An abstract is not the same as a deed. A deed is a legal document that transfers ownership of real property from one person to another. An abstract summarizes the legal history of a piece of property.
What Is the Purpose of the Abstract Title?
The purpose of the abstract title is to provide a summary of the legal history of a piece of property. This information can help determine if there are any outstanding claims against the property or identify any potential problems with the property before purchase.
Is an Abstract of Title a Legal Document?
An abstract of the title is not a legal document. It is a summary of the legal history of a piece of property.
Which Is More Important, Title or Deed?
The title and the deed are both important because they each play a role in the home-selling process. For example, during a title search, not only can ownership be confirmed, but the title search will also reveal any liens, loans, or property taxes due.
Schedule a Consultation With a Real Estate Attorney
If you are buying a new property and want an abstract of title, you should consult with a real estate attorney. They will be able to give you the proper tax advice and help you understand the process, and ensure that everything is done correctly.

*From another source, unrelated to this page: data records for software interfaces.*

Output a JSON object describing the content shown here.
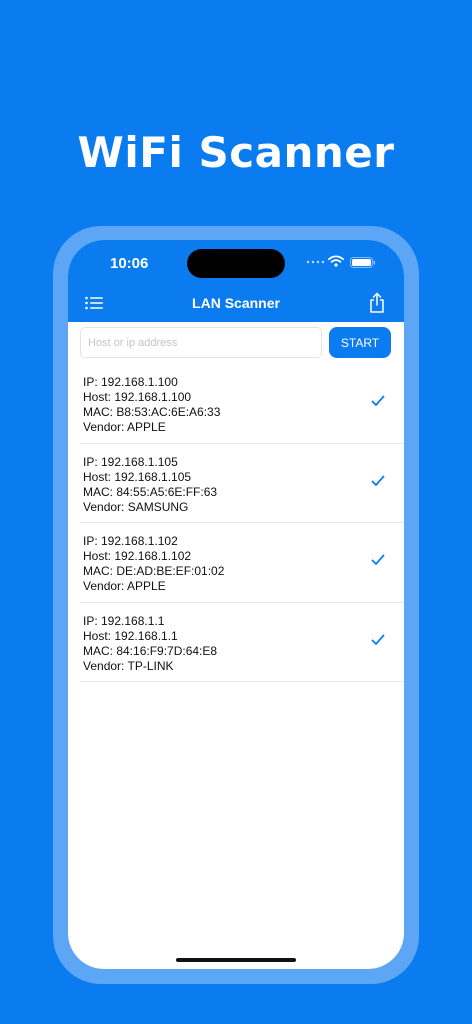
{
  "marketing": {
    "title": "WiFi Scanner"
  },
  "status_bar": {
    "time": "10:06"
  },
  "nav": {
    "title": "LAN Scanner"
  },
  "search": {
    "placeholder": "Host or ip address",
    "value": ""
  },
  "start_button": {
    "label": "START"
  },
  "devices": [
    {
      "ip": "IP: 192.168.1.100",
      "host": "Host: 192.168.1.100",
      "mac": "MAC: B8:53:AC:6E:A6:33",
      "vendor": "Vendor: APPLE"
    },
    {
      "ip": "IP: 192.168.1.105",
      "host": "Host: 192.168.1.105",
      "mac": "MAC: 84:55:A5:6E:FF:63",
      "vendor": "Vendor: SAMSUNG"
    },
    {
      "ip": "IP: 192.168.1.102",
      "host": "Host: 192.168.1.102",
      "mac": "MAC: DE:AD:BE:EF:01:02",
      "vendor": "Vendor: APPLE"
    },
    {
      "ip": "IP: 192.168.1.1",
      "host": "Host: 192.168.1.1",
      "mac": "MAC: 84:16:F9:7D:64:E8",
      "vendor": "Vendor: TP-LINK"
    }
  ],
  "icons": {
    "menu": "list-icon",
    "share": "share-icon",
    "check": "checkmark-icon",
    "wifi": "wifi-icon",
    "battery": "battery-icon",
    "signal": "signal-dots-icon"
  },
  "colors": {
    "brand": "#0a7cf0",
    "frame": "#5ca6f5",
    "check": "#0a7cf0"
  }
}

Contact Schmidt & Clark, LLP for a free consultation with one of our top real estate attorneys. We have experience with a wide range of real estate transactions and can help protect your interests.